“If he can indefinitely ban people from these countries, he can indefinitely ban guest workers, he can indefinitely ban Mexicans, do basically whatever he wants,” Cox said.


Climate-change protesters target London Stock Exchange and Canary Wharf

Updated 25 April 2019
0

Climate-change protesters target London Stock Exchange and Canary Wharf

  • The Extinction Rebellion group has caused mass disruption in recent weeks across London
  • Police said 1,088 arrests have been made since the main protests began last Monday

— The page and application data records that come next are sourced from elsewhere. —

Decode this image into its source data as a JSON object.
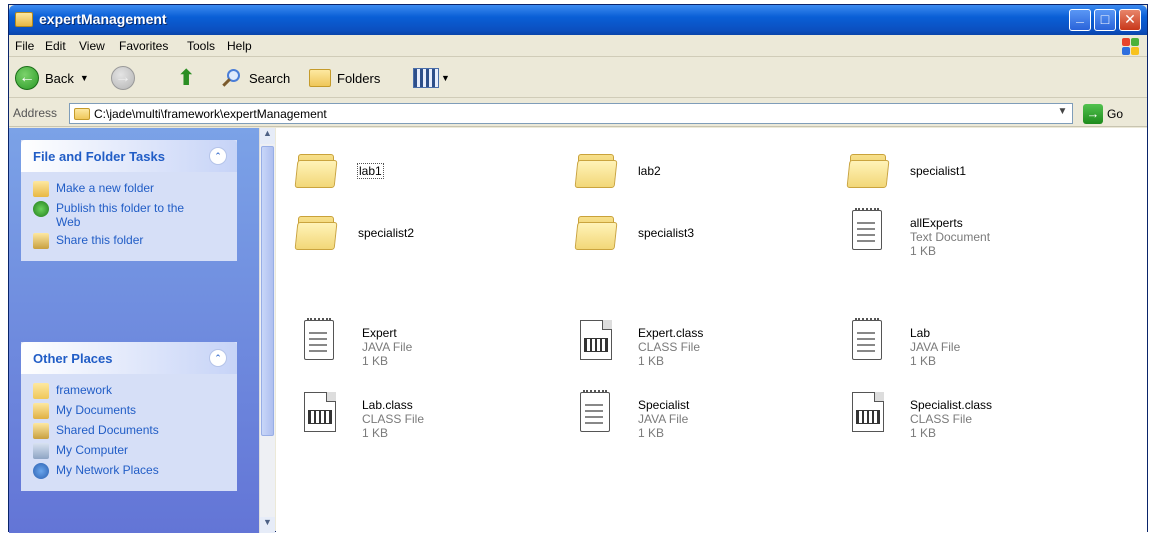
{
  "window": {
    "title": "expertManagement"
  },
  "menu": [
    "File",
    "Edit",
    "View",
    "Favorites",
    "Tools",
    "Help"
  ],
  "toolbar": {
    "back": "Back",
    "search": "Search",
    "folders": "Folders"
  },
  "address": {
    "label": "Address",
    "path": "C:\\jade\\multi\\framework\\expertManagement",
    "go": "Go"
  },
  "file_tasks": {
    "title": "File and Folder Tasks",
    "items": [
      "Make a new folder",
      "Publish this folder to the Web",
      "Share this folder"
    ]
  },
  "other_places": {
    "title": "Other Places",
    "items": [
      "framework",
      "My Documents",
      "Shared Documents",
      "My Computer",
      "My Network Places"
    ]
  },
  "files": [
    {
      "name": "lab1",
      "kind": "folder"
    },
    {
      "name": "lab2",
      "kind": "folder"
    },
    {
      "name": "specialist1",
      "kind": "folder"
    },
    {
      "name": "specialist2",
      "kind": "folder"
    },
    {
      "name": "specialist3",
      "kind": "folder"
    },
    {
      "name": "allExperts",
      "kind": "text",
      "type": "Text Document",
      "size": "1 KB"
    },
    {
      "name": "Expert",
      "kind": "java",
      "type": "JAVA File",
      "size": "1 KB"
    },
    {
      "name": "Expert.class",
      "kind": "class",
      "type": "CLASS File",
      "size": "1 KB"
    },
    {
      "name": "Lab",
      "kind": "java",
      "type": "JAVA File",
      "size": "1 KB"
    },
    {
      "name": "Lab.class",
      "kind": "class",
      "type": "CLASS File",
      "size": "1 KB"
    },
    {
      "name": "Specialist",
      "kind": "java",
      "type": "JAVA File",
      "size": "1 KB"
    },
    {
      "name": "Specialist.class",
      "kind": "class",
      "type": "CLASS File",
      "size": "1 KB"
    }
  ],
  "colors": {
    "titlebar": "#0a5fd6",
    "taskpane": "#6375d6",
    "link": "#215dc6"
  }
}
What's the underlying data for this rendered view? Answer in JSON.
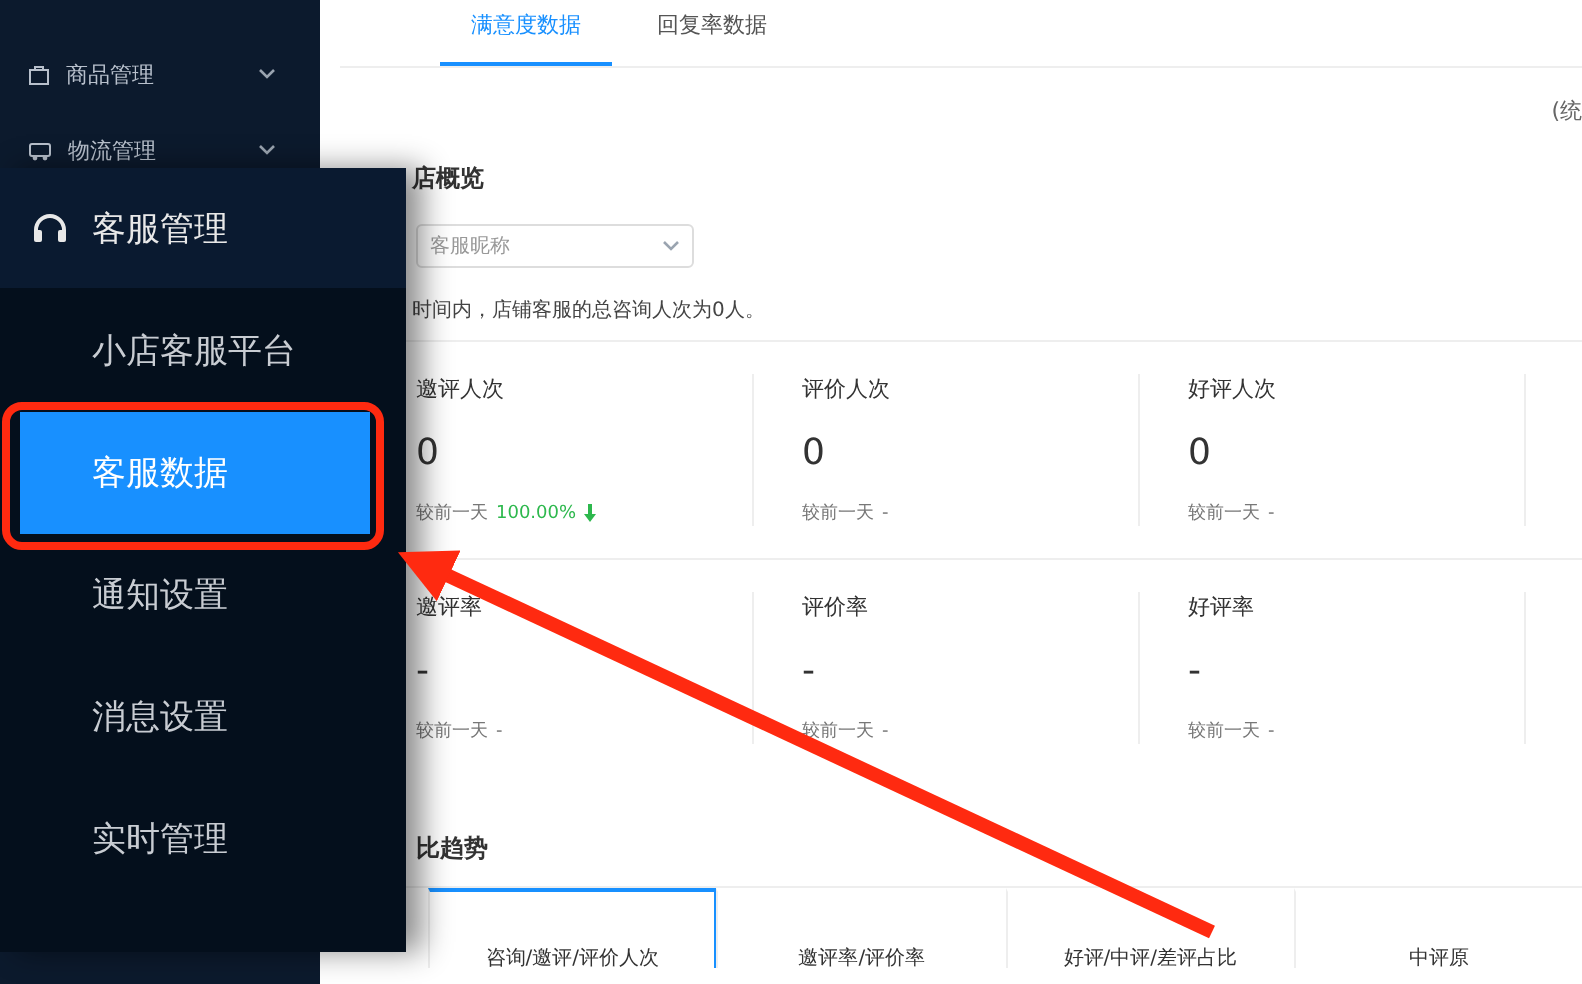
{
  "sidebar": {
    "items": [
      {
        "label": "商品管理"
      },
      {
        "label": "物流管理"
      }
    ]
  },
  "tabs": [
    {
      "label": "满意度数据",
      "selected": true
    },
    {
      "label": "回复率数据",
      "selected": false
    }
  ],
  "stat_note": "(统",
  "overview": {
    "title": "店概览",
    "select": {
      "placeholder": "客服昵称"
    },
    "summary": "时间内，店铺客服的总咨询人次为0人。"
  },
  "metrics": [
    [
      {
        "label": "邀评人次",
        "value": "0",
        "compare": "较前一天",
        "delta": "100.00%",
        "kind": "decrease"
      },
      {
        "label": "评价人次",
        "value": "0",
        "compare": "较前一天",
        "delta": "-",
        "kind": "plain"
      },
      {
        "label": "好评人次",
        "value": "0",
        "compare": "较前一天",
        "delta": "-",
        "kind": "plain"
      }
    ],
    [
      {
        "label": "邀评率",
        "value": "-",
        "compare": "较前一天",
        "delta": "-",
        "kind": "plain"
      },
      {
        "label": "评价率",
        "value": "-",
        "compare": "较前一天",
        "delta": "-",
        "kind": "plain"
      },
      {
        "label": "好评率",
        "value": "-",
        "compare": "较前一天",
        "delta": "-",
        "kind": "plain"
      }
    ]
  ],
  "trend": {
    "title": "比趋势",
    "tabs": [
      {
        "label": "咨询/邀评/评价人次",
        "selected": true
      },
      {
        "label": "邀评率/评价率",
        "selected": false
      },
      {
        "label": "好评/中评/差评占比",
        "selected": false
      },
      {
        "label": "中评原",
        "selected": false
      }
    ]
  },
  "zoom_popup": {
    "title": "客服管理",
    "items": [
      {
        "label": "小店客服平台",
        "selected": false
      },
      {
        "label": "客服数据",
        "selected": true
      },
      {
        "label": "通知设置",
        "selected": false
      },
      {
        "label": "消息设置",
        "selected": false
      },
      {
        "label": "实时管理",
        "selected": false
      }
    ]
  }
}
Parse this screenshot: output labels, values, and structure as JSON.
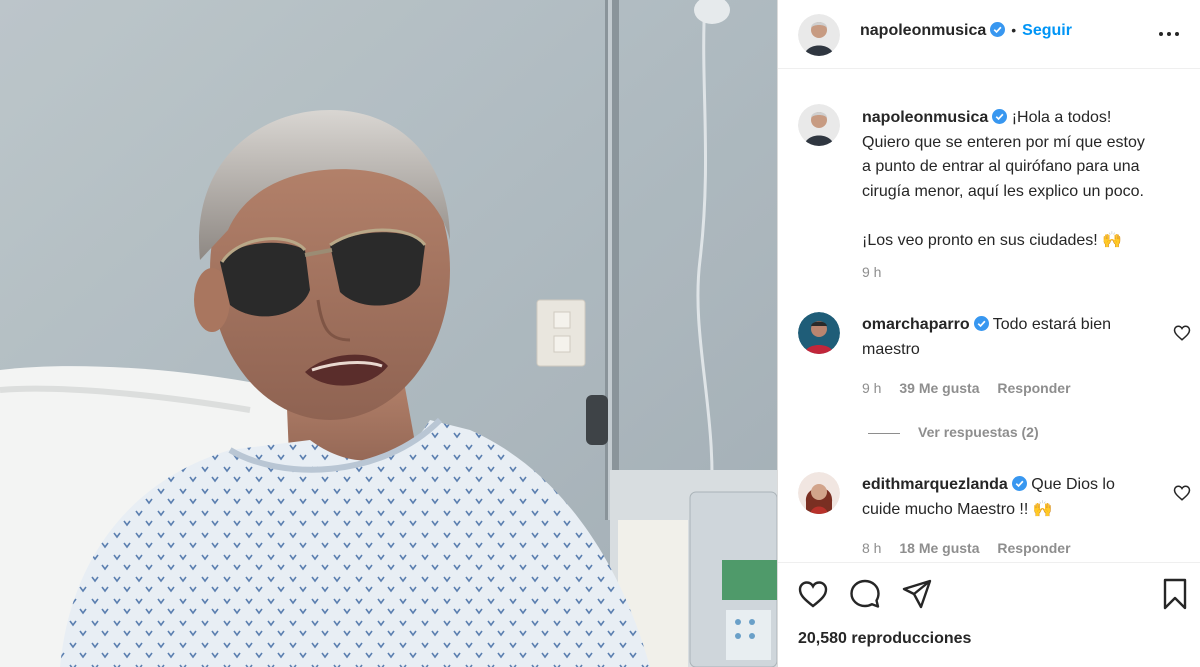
{
  "post": {
    "author": "napoleonmusica",
    "follow_label": "Seguir",
    "caption_lines": [
      "¡Hola a todos!",
      "Quiero que se enteren por mí que estoy",
      "a punto de entrar al quirófano para una",
      "cirugía menor, aquí les explico un poco."
    ],
    "caption_closing": "¡Los veo pronto en sus ciudades! 🙌",
    "time": "9 h",
    "views": "20,580 reproducciones"
  },
  "comments": [
    {
      "user": "omarchaparro",
      "text": "Todo estará bien maestro",
      "line1": "Todo estará bien",
      "line2": "maestro",
      "time": "9 h",
      "likes": "39 Me gusta",
      "reply_label": "Responder",
      "view_replies": "Ver respuestas (2)"
    },
    {
      "user": "edithmarquezlanda",
      "text": "Que Dios lo cuide mucho Maestro !! 🙌",
      "line1": "Que Dios lo",
      "line2": "cuide mucho Maestro !! 🙌",
      "time": "8 h",
      "likes": "18 Me gusta",
      "reply_label": "Responder"
    }
  ],
  "icons": {
    "verified": "verified-badge-icon",
    "more": "more-options-icon",
    "like": "heart-icon",
    "comment": "comment-icon",
    "share": "share-icon",
    "save": "bookmark-icon"
  },
  "colors": {
    "accent": "#0095f6",
    "verified": "#3897f0",
    "muted": "#8e8e8e",
    "text": "#262626"
  }
}
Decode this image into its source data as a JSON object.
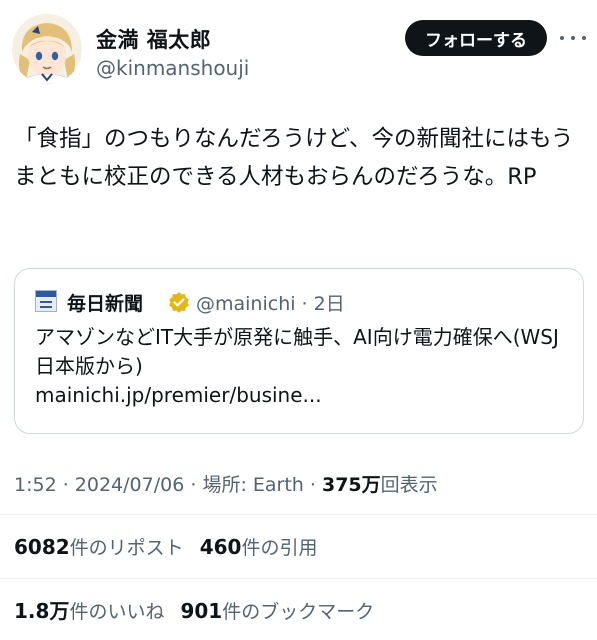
{
  "author": {
    "name": "金満 福太郎",
    "handle": "@kinmanshouji",
    "follow_label": "フォローする"
  },
  "tweet": {
    "text": "「食指」のつもりなんだろうけど、今の新聞社にはもうまともに校正のできる人材もおらんのだろうな。RP"
  },
  "quote": {
    "name": "毎日新聞",
    "handle_time": "@mainichi · 2日",
    "text": "アマゾンなどIT大手が原発に触手、AI向け電力確保へ(WSJ日本版から)",
    "link": "mainichi.jp/premier/busine..."
  },
  "meta": {
    "time_date": "1:52 · 2024/07/06",
    "place": "場所: Earth",
    "views_count": "375万",
    "views_label": "回表示"
  },
  "stats": {
    "reposts_count": "6082",
    "reposts_label": "件のリポスト",
    "quotes_count": "460",
    "quotes_label": "件の引用",
    "likes_count": "1.8万",
    "likes_label": "件のいいね",
    "bookmarks_count": "901",
    "bookmarks_label": "件のブックマーク"
  },
  "colors": {
    "text": "#0f1419",
    "secondary": "#536471",
    "border": "#cfd9de",
    "verified_gold": "#e2b719"
  }
}
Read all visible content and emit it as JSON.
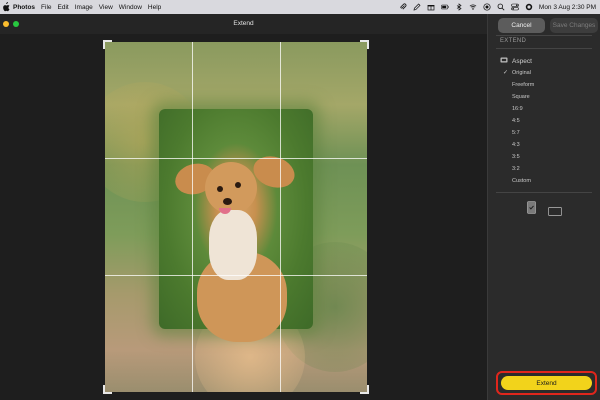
{
  "menubar": {
    "app_name": "Photos",
    "menus": [
      "File",
      "Edit",
      "Image",
      "View",
      "Window",
      "Help"
    ],
    "clock": "Mon 3 Aug  2:30 PM"
  },
  "window": {
    "title": "Extend"
  },
  "sidebar": {
    "cancel_label": "Cancel",
    "save_label": "Save Changes",
    "section_title": "EXTEND",
    "aspect_label": "Aspect",
    "aspect_options": [
      "Original",
      "Freeform",
      "Square",
      "16:9",
      "4:5",
      "5:7",
      "4:3",
      "3:5",
      "3:2",
      "Custom"
    ],
    "selected_option": "Original",
    "extend_label": "Extend"
  },
  "colors": {
    "accent": "#f2d31b",
    "highlight": "#e0261c",
    "close": "#fbbd2e",
    "zoom": "#28c840"
  }
}
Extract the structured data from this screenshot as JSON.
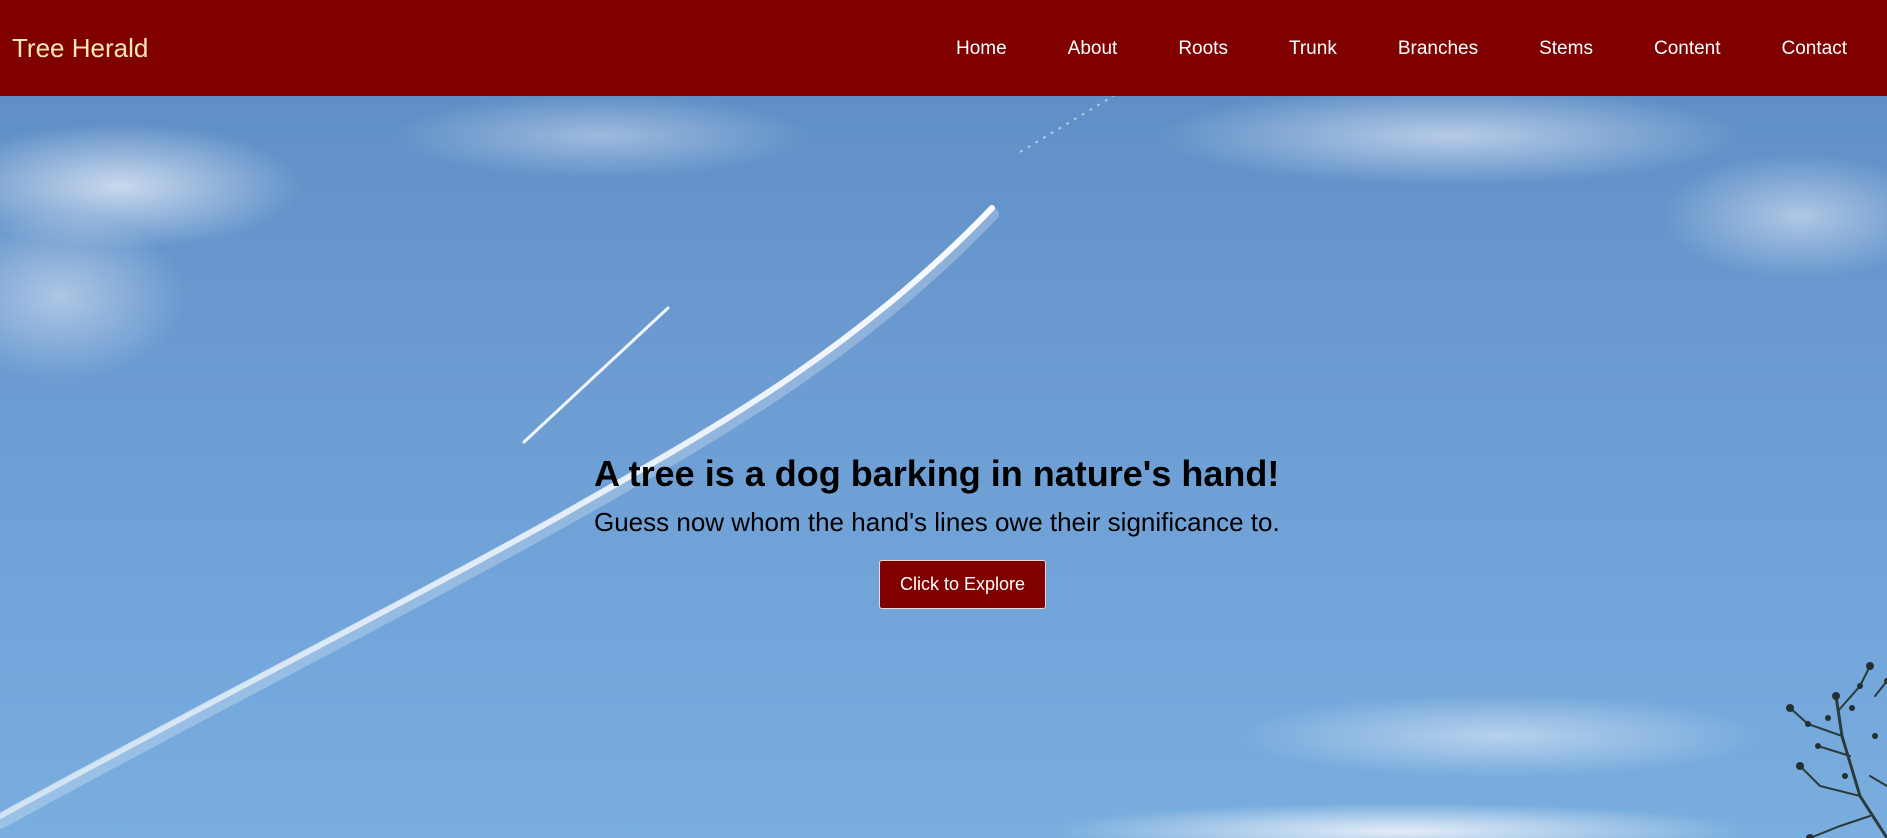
{
  "navbar": {
    "brand": "Tree Herald",
    "links": [
      "Home",
      "About",
      "Roots",
      "Trunk",
      "Branches",
      "Stems",
      "Content",
      "Contact"
    ]
  },
  "hero": {
    "title": "A tree is a dog barking in nature's hand!",
    "subtitle": "Guess now whom the hand's lines owe their significance to.",
    "cta_label": "Click to Explore"
  },
  "colors": {
    "navbar_bg": "#800000",
    "brand_text": "#f6e7b5",
    "button_bg": "#800000",
    "sky": "#6fa3d6"
  }
}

LONDON: Environmental activists glued themselves to the London Stock Exchange and climbed onto the roof of a train at Canary Wharf on the final day of protests aimed at forcing Britain to take action to avert what they cast as a global climate cataclysm.
The Extinction Rebellion group has caused mass disruption in recent weeks across London, blocking Marble Arch, Oxford Circus and Waterloo Bridge, smashing a door at the Shell building and shocking lawmakers with a semi-nude protest in parliament.
At London Stock Exchange’s headquarters on Thursday, six protesters dressed in black suits and red ties were blocking the revolving doors of the building.
At the Docklands Light Railway (DLR) station in Canary Wharf, five protesters from the group climbed aboard a train and unfurled a banner which read: “Business as usual = Death.” One glued herself to a train.
“Extinction Rebellion to focus on the financial industry today,” the group said in a statement. The “aim is to demand the finance industry tells the truth about the climate industry and the devastating impact the industry has on our planet.”
Police said 1,088 arrests have been made since the main protests began last Monday.
The group advocates non-violent civil disobedience to force governments to reduce carbon emissions and avert what it says is a global climate crisis that will bring starvation, floods, wildfires and social collapse.
The group is demanding the government declare a climate and ecological emergency, reduce greenhouse gas emissions to net zero by 2025 and create a citizen’s assembly of members of the public to lead on decisions to address climate change.